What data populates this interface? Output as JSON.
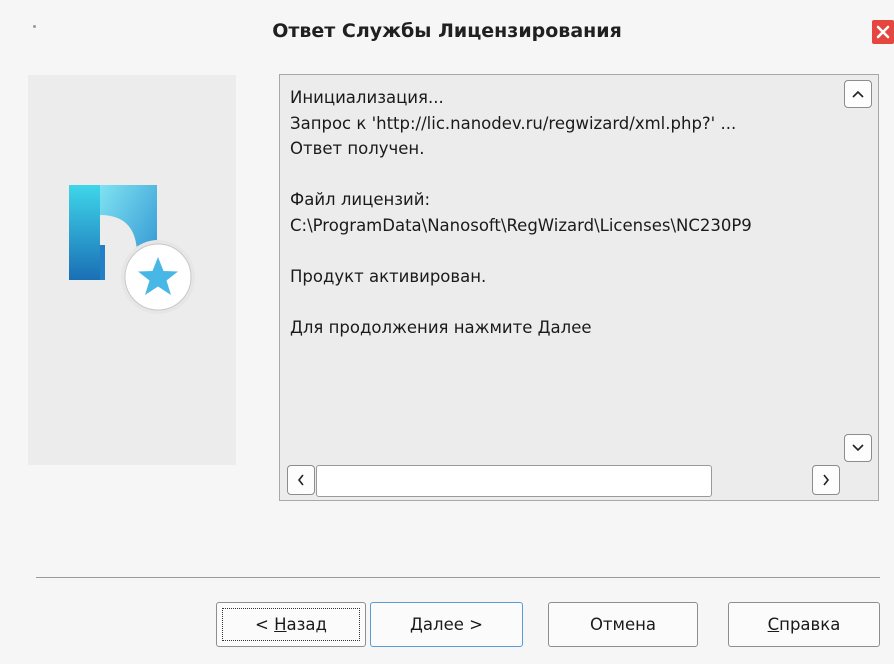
{
  "window": {
    "title": "Ответ Службы Лицензирования",
    "close_label": "✕"
  },
  "log": {
    "lines": [
      "Инициализация...",
      "Запрос к 'http://lic.nanodev.ru/regwizard/xml.php?' ...",
      "Ответ получен.",
      "",
      "Файл лицензий:",
      "C:\\ProgramData\\Nanosoft\\RegWizard\\Licenses\\NC230P9",
      "",
      "Продукт активирован.",
      "",
      "Для продолжения нажмите Далее"
    ]
  },
  "buttons": {
    "back": {
      "prefix": "< ",
      "mnemonic": "Н",
      "rest": "азад"
    },
    "next": {
      "mnemonic": "Д",
      "rest": "алее >"
    },
    "cancel": {
      "label": "Отмена"
    },
    "help": {
      "mnemonic": "С",
      "rest": "правка"
    }
  },
  "icons": {
    "logo": "nanocad-logo-with-star",
    "scroll_up": "chevron-up-icon",
    "scroll_down": "chevron-down-icon",
    "scroll_left": "chevron-left-icon",
    "scroll_right": "chevron-right-icon"
  },
  "colors": {
    "close": "#e5463f",
    "logo_top": "#3fd6ea",
    "logo_bottom": "#1a6fb5",
    "star": "#47b7e6",
    "focus": "#5a9bd6"
  }
}
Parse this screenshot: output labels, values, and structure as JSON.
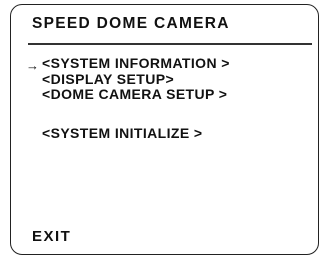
{
  "header": {
    "title": "SPEED DOME CAMERA"
  },
  "menu": {
    "selection_marker": "→",
    "items": [
      {
        "label": "<SYSTEM INFORMATION >"
      },
      {
        "label": "<DISPLAY SETUP>"
      },
      {
        "label": "<DOME CAMERA SETUP >"
      },
      {
        "label": "<SYSTEM INITIALIZE >"
      }
    ],
    "exit_label": "EXIT"
  }
}
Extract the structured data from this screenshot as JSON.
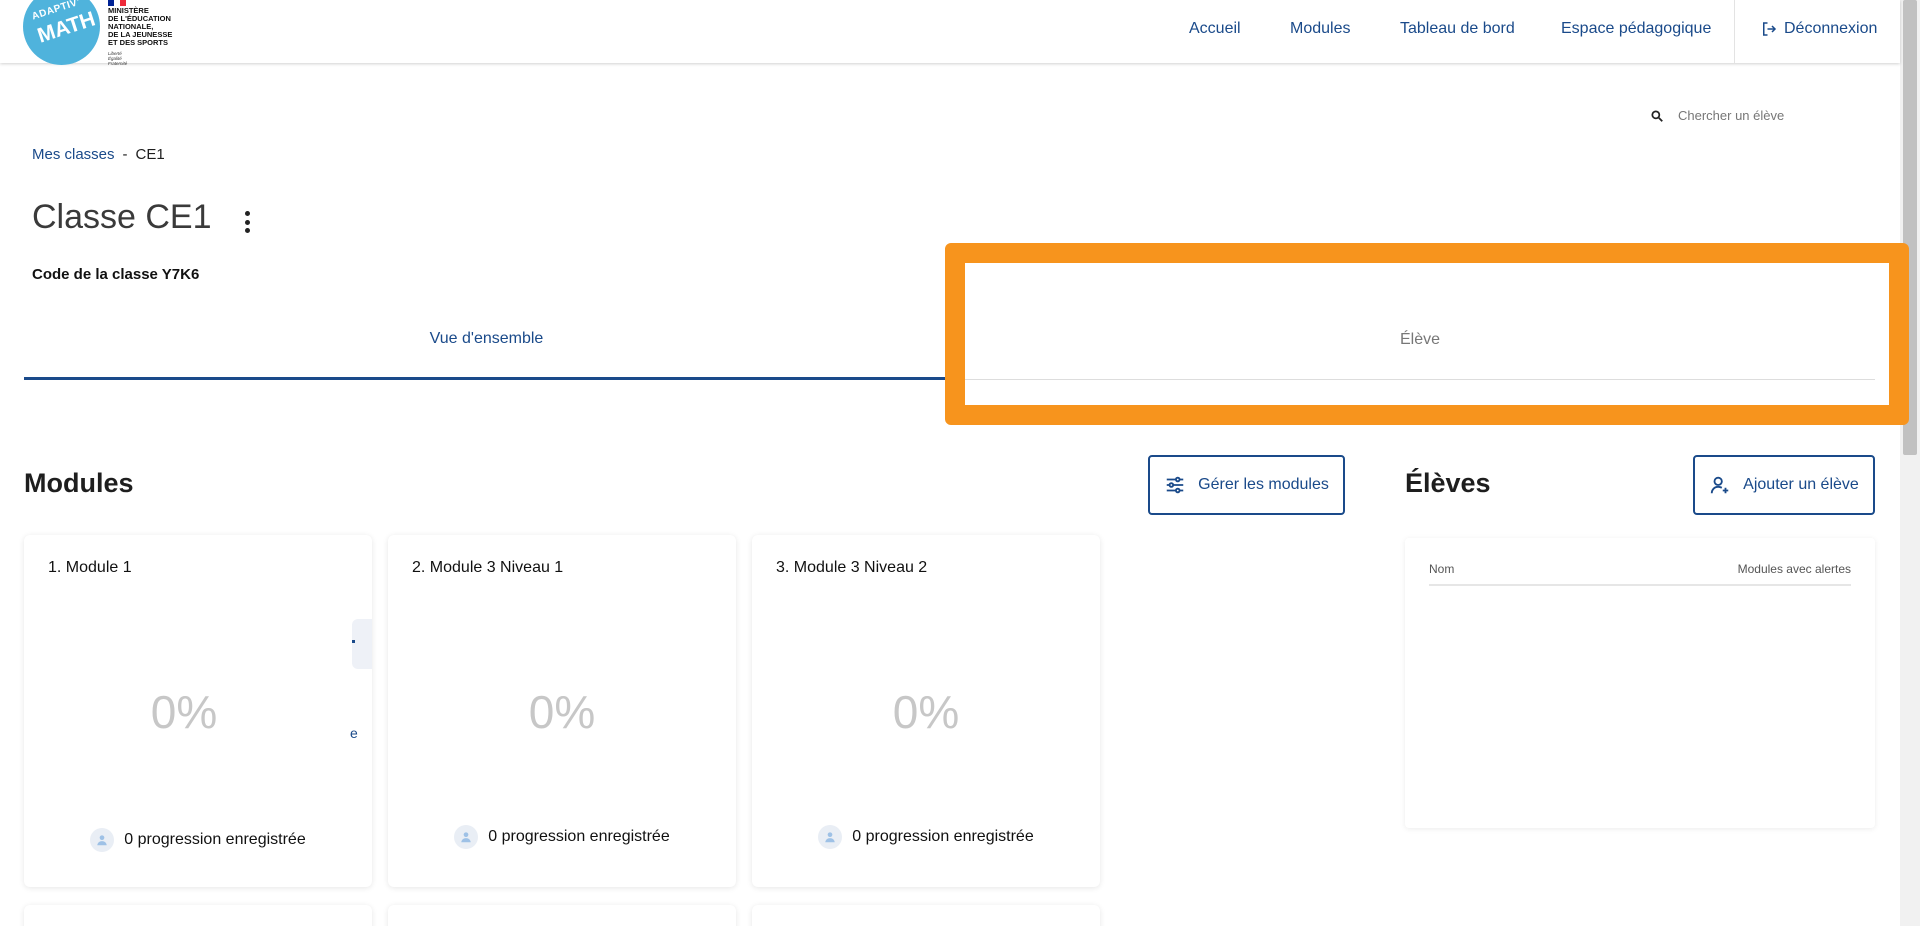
{
  "header": {
    "logo_line1": "ADAPTIV'",
    "logo_line2": "MATH",
    "ministry_lines": [
      "MINISTÈRE",
      "DE L'ÉDUCATION",
      "NATIONALE,",
      "DE LA JEUNESSE",
      "ET DES SPORTS"
    ],
    "motto_lines": [
      "Liberté",
      "Égalité",
      "Fraternité"
    ],
    "nav": [
      "Accueil",
      "Modules",
      "Tableau de bord",
      "Espace pédagogique"
    ],
    "logout_label": "Déconnexion"
  },
  "search": {
    "placeholder": "Chercher un élève"
  },
  "breadcrumb": {
    "parent": "Mes classes",
    "separator": "-",
    "current": "CE1"
  },
  "page": {
    "title": "Classe CE1",
    "class_code": "Code de la classe Y7K6"
  },
  "tabs": [
    {
      "label": "Vue d'ensemble",
      "active": true
    },
    {
      "label": "Élève",
      "active": false
    }
  ],
  "modules_section": {
    "title": "Modules",
    "manage_button": "Gérer les modules",
    "cards": [
      {
        "title": "1. Module 1",
        "percent": "0%",
        "footer": "0 progression enregistrée"
      },
      {
        "title": "2. Module 3 Niveau 1",
        "percent": "0%",
        "footer": "0 progression enregistrée"
      },
      {
        "title": "3. Module 3 Niveau 2",
        "percent": "0%",
        "footer": "0 progression enregistrée"
      }
    ]
  },
  "students_section": {
    "title": "Élèves",
    "add_button": "Ajouter un élève",
    "col_name": "Nom",
    "col_alerts": "Modules avec alertes"
  },
  "colors": {
    "primary": "#1a4a8a",
    "highlight": "#f7941d",
    "logo": "#4fb3dc"
  }
}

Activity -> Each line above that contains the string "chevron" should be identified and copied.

Written solution ->
    "scroll_up": "chevron-up-icon",
    "scroll_down": "chevron-down-icon",
    "scroll_left": "chevron-left-icon",
    "scroll_right": "chevron-right-icon"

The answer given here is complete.